Describe your biggest accomplishment in your career so far: My biggest accomplishment has been taking on a leadership role during this pandemic. As the global crisis pushed us to work from home, I found myself serving as a liaison between my team and direct managers. I communicated the status of projects and checked on the analyst team’s accuracy. I engaged with senior leadership and strategized on maintaining the bank’s continuity plan during these unprecedented times. Witnessing our executive team respond in real-time to fluctuating news allowed me to brainstorm and stress-test our technology systems to avoid disruption in workflow and project delays. These experiences have allowed me to witness the importance of proactive and forward-thinking leadership.

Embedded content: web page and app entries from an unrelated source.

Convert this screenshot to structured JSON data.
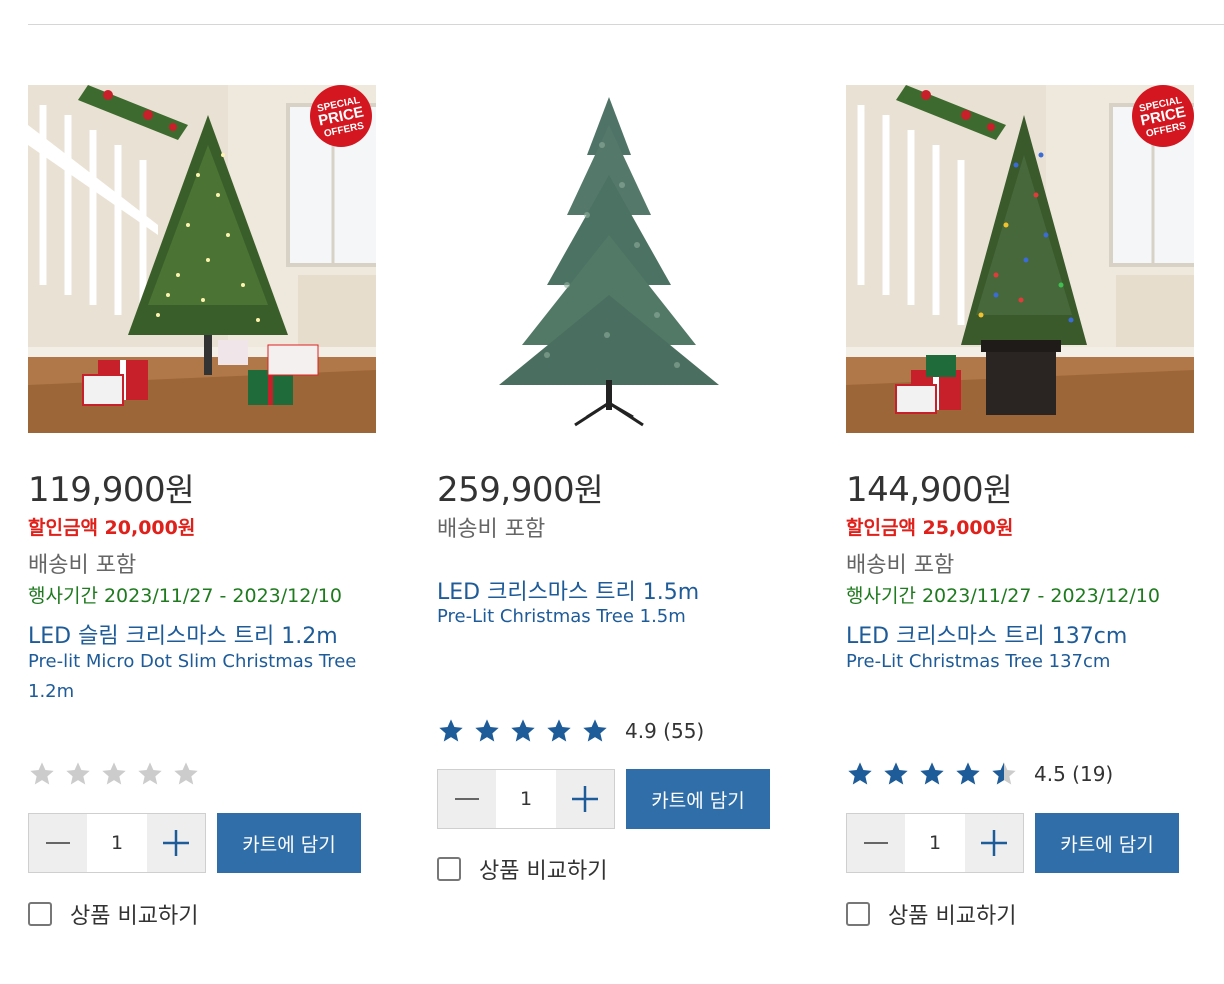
{
  "cart_label": "카트에 담기",
  "compare_label": "상품 비교하기",
  "badge": {
    "line1": "SPECIAL",
    "line2": "PRICE",
    "line3": "OFFERS"
  },
  "colors": {
    "link": "#1e5b99",
    "discount": "#e0201a",
    "event": "#1f7a1f",
    "cart_button": "#2f6ea8",
    "star_filled": "#1e5b99",
    "star_empty": "#cccccc"
  },
  "products": [
    {
      "price": "119,900",
      "currency": "원",
      "discount_label": "할인금액 20,000원",
      "shipping": "배송비 포함",
      "event_label": "행사기간",
      "event_dates": "2023/11/27 - 2023/12/10",
      "title_ko": "LED 슬림 크리스마스 트리 1.2m",
      "title_en": "Pre-lit Micro Dot Slim Christmas Tree 1.2m",
      "rating": 0,
      "rating_text": "",
      "quantity": "1",
      "image": "christmas-tree-room-warm-lights"
    },
    {
      "price": "259,900",
      "currency": "원",
      "shipping": "배송비 포함",
      "title_ko": "LED 크리스마스 트리 1.5m",
      "title_en": "Pre-Lit Christmas Tree 1.5m",
      "rating": 4.9,
      "rating_text": "4.9 (55)",
      "quantity": "1",
      "image": "christmas-tree-white-background"
    },
    {
      "price": "144,900",
      "currency": "원",
      "discount_label": "할인금액 25,000원",
      "shipping": "배송비 포함",
      "event_label": "행사기간",
      "event_dates": "2023/11/27 - 2023/12/10",
      "title_ko": "LED 크리스마스 트리 137cm",
      "title_en": "Pre-Lit Christmas Tree 137cm",
      "rating": 4.5,
      "rating_text": "4.5 (19)",
      "quantity": "1",
      "image": "christmas-tree-room-colored-lights-planter"
    }
  ]
}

What led you to pursue an MBA at this point in your career? After six years in investment management, I believed it was the right time to merge my passion for financial markets and social impact. I wanted to accelerate my understanding of how to assess the risk of ESG funds and gauge their viability.
What other MBA programs did you apply to? In addition to Berkeley, I applied to Wharton, UCLA, and GSB.

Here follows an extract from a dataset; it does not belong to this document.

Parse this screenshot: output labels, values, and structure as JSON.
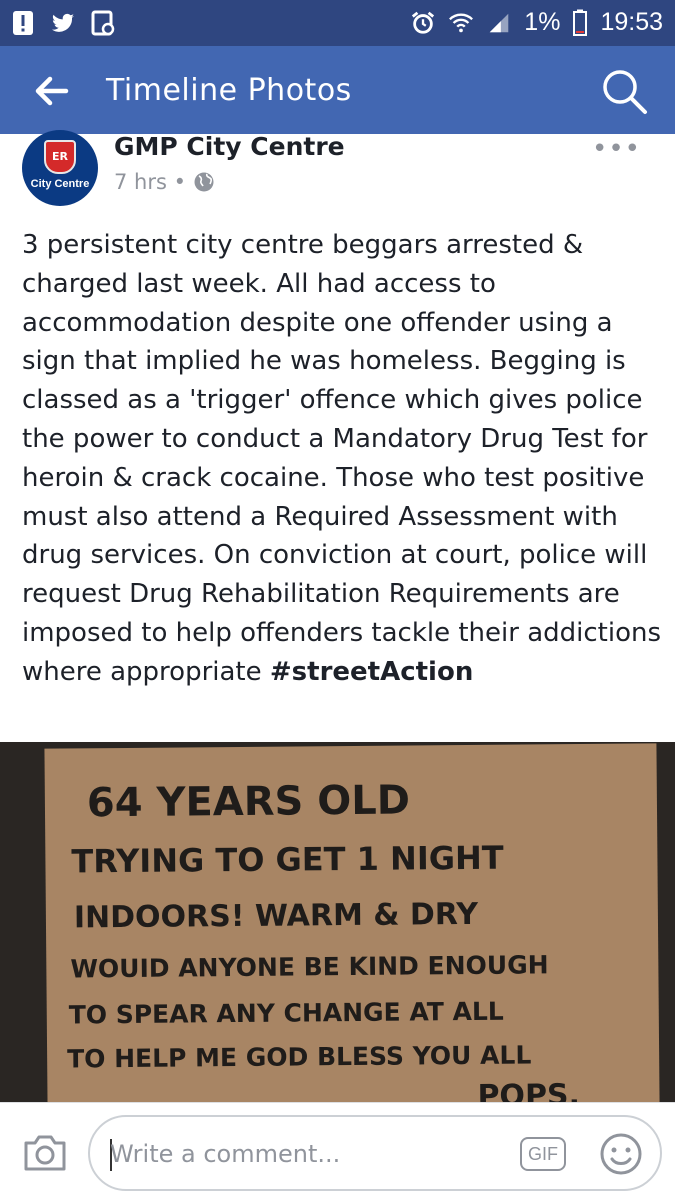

What was the most challenging question you were asked during the admissions process? “Tell me about a time you were part of a project but did not agree with the outcome.”
What was your defining moment and how did it prepare you for business school? When I was in college, my parents declared bankruptcy on our small business, and unfortunately, our home was foreclosed. This life event sparked my interest in finance and pushed me to teach financial literacy to my community. Since then, financial inclusivity and representation are at the core of every decision I make and every project I take on. This prepared me for business school by giving me the confidence to question our financial systems and help align profit and impact to benefit everyone equally. I am confident that by being the voice of my disenfranchised community, I can help elevate the class discussions.
What is your favorite company and why? Currently, my favorite company is Peloton. During this stay-at-home mandate, Peloton bike rides have given me a sense of normalcy while also staying active.
Look ahead two years and picture graduation. How will you know that your business school experience has been successful? I will know that my business school experience was successful by measuring the impact I have left, whether that be in increasing the amount of underrepresented minority students admitted into the program or by outperforming the market with Haas’ Socially Responsible Fund.
DON’T MISS: MEET THE BERKELEY HAAS MBA CLASS OF 2022